__The records__:
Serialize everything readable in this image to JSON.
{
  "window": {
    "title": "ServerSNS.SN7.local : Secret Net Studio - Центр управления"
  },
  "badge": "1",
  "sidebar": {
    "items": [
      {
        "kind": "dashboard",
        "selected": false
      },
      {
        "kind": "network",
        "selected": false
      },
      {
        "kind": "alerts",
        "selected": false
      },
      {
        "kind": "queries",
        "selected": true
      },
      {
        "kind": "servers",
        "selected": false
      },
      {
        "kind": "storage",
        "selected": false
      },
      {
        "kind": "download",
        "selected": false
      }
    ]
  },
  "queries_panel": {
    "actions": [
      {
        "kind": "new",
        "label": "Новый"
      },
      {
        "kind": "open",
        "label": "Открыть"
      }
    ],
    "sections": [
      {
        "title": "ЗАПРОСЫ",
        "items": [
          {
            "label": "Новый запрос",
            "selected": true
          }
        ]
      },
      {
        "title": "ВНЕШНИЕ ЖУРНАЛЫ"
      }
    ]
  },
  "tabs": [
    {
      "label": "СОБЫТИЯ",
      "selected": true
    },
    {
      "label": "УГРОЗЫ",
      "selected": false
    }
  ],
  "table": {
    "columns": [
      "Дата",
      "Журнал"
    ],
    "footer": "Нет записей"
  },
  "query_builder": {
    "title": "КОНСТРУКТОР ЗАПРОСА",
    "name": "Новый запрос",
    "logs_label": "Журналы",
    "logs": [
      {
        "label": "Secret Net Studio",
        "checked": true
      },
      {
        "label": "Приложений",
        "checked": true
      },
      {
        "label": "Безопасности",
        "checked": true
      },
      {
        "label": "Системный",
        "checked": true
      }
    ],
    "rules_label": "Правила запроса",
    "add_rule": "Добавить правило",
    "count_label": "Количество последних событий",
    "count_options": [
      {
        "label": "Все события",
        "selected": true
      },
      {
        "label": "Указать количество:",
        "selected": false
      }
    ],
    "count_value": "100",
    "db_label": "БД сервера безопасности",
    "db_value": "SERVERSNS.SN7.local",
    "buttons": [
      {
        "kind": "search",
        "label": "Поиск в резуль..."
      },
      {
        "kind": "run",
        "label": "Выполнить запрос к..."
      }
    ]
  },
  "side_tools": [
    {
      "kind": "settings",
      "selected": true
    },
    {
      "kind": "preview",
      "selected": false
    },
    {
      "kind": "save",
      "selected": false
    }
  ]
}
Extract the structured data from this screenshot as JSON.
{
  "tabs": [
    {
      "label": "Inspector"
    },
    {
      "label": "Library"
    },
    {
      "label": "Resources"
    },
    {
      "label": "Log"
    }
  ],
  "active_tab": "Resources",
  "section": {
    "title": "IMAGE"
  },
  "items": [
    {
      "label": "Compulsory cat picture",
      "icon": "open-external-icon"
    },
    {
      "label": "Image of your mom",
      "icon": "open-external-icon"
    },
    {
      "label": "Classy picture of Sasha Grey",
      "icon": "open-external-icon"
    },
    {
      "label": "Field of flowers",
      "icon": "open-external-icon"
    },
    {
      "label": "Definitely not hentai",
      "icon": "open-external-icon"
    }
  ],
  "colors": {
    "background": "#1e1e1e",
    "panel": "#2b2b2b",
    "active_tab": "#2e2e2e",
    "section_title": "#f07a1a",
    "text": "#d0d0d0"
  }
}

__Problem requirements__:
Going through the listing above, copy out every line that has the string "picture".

__Solution to the problem__:
      "label": "Compulsory cat picture",
      "label": "Classy picture of Sasha Grey",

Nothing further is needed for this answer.